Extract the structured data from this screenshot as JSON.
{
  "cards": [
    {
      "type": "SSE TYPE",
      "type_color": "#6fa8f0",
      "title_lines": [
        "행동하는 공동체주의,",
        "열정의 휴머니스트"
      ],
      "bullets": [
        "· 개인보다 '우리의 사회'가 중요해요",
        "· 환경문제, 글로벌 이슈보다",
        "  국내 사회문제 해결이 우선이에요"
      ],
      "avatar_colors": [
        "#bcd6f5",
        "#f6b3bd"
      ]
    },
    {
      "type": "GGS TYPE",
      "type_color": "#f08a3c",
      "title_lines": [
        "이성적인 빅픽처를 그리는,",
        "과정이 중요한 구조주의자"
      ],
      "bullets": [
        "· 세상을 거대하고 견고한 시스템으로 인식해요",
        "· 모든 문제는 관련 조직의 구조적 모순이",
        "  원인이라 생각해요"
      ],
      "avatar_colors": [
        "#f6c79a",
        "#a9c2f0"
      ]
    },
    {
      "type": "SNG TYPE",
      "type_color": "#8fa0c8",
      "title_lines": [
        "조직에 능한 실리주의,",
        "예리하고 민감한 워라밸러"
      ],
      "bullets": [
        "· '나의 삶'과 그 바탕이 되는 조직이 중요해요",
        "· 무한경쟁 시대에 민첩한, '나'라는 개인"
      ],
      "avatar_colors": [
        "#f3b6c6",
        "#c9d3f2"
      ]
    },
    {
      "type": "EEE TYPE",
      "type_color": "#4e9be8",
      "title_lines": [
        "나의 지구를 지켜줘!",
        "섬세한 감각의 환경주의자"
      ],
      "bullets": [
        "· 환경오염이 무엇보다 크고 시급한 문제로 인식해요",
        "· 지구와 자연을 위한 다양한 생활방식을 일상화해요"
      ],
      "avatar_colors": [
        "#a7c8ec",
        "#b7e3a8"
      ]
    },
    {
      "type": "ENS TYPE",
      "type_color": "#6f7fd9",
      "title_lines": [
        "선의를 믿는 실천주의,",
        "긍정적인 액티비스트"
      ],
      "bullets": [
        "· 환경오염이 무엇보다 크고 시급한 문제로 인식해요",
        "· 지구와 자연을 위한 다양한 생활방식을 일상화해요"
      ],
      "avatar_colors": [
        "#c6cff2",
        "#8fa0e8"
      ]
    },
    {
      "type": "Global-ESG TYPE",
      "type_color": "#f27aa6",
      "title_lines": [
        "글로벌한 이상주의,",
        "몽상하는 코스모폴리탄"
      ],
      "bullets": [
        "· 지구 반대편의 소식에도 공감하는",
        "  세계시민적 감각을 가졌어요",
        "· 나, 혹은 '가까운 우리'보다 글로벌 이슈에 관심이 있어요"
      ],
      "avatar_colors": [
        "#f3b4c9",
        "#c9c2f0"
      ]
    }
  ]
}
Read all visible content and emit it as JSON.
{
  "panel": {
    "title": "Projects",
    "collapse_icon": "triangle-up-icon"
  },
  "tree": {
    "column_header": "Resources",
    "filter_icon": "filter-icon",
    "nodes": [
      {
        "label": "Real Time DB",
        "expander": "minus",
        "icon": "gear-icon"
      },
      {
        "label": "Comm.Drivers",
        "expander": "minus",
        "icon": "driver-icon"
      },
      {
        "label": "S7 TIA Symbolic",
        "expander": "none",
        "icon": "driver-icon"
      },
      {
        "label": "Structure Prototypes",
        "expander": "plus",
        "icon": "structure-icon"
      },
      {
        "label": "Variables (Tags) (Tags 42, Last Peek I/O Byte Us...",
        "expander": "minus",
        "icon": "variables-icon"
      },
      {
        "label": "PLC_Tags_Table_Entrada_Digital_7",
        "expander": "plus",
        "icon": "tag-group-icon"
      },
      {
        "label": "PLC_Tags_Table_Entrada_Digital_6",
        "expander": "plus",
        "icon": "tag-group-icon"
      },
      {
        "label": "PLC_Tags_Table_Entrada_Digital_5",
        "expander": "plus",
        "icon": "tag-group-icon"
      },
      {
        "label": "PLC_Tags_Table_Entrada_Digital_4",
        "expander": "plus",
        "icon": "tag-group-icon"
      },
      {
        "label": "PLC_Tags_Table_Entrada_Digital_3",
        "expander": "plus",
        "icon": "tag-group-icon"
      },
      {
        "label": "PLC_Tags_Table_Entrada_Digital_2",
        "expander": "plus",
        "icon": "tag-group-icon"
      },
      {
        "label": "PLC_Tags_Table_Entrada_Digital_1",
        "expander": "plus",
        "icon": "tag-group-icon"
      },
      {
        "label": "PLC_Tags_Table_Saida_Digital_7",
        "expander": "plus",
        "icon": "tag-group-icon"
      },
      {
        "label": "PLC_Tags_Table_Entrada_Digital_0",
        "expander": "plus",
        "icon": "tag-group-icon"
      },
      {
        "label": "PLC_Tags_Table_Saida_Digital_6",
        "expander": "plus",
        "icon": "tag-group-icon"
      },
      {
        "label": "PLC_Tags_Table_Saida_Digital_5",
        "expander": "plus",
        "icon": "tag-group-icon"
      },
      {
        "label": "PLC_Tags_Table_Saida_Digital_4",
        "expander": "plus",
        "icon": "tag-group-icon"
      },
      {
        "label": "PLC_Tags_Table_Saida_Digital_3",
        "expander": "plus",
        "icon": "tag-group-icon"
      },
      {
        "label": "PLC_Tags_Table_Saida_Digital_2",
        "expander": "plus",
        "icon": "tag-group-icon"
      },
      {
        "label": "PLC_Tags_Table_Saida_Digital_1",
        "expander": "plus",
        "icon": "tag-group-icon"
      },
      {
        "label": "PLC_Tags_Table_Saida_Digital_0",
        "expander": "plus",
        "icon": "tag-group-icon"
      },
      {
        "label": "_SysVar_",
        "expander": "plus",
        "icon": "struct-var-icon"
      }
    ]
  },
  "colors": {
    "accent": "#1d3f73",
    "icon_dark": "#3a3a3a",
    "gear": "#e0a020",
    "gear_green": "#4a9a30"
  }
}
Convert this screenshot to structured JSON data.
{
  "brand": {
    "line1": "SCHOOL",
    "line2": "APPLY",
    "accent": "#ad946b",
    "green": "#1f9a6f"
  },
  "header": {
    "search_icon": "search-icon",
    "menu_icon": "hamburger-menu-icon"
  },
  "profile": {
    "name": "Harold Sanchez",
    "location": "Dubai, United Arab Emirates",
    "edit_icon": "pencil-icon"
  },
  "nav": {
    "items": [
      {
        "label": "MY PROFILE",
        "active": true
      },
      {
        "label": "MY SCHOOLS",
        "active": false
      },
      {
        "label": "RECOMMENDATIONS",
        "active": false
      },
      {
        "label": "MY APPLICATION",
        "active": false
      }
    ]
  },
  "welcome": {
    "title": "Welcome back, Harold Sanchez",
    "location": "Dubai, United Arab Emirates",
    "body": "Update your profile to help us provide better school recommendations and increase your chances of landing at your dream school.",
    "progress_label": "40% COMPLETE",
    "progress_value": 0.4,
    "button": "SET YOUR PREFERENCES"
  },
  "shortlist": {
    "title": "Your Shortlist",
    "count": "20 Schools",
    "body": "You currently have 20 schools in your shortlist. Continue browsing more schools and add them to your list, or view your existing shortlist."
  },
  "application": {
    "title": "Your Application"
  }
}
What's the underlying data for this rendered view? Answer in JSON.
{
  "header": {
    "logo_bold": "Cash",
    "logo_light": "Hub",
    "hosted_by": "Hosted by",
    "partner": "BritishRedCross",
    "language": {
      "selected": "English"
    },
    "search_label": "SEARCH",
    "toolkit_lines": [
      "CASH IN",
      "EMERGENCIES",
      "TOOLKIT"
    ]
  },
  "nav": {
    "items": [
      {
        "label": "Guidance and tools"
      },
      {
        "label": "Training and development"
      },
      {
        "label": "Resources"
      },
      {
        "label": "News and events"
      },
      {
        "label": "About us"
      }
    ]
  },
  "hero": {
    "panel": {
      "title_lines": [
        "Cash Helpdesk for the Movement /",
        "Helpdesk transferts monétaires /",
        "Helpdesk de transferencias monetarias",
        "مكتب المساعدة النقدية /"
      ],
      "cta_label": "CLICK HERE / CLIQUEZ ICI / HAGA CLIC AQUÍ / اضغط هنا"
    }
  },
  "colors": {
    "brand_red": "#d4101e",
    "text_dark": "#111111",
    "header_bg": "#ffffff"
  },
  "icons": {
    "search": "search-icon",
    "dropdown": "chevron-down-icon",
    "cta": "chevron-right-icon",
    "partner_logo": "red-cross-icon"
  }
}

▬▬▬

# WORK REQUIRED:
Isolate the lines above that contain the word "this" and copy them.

# PROBLEM SOLUTION:
Extract the structured data from this screenshot as JSON.
Convert this screenshot to structured JSON data.
What's the underlying data for this rendered view? Answer in JSON.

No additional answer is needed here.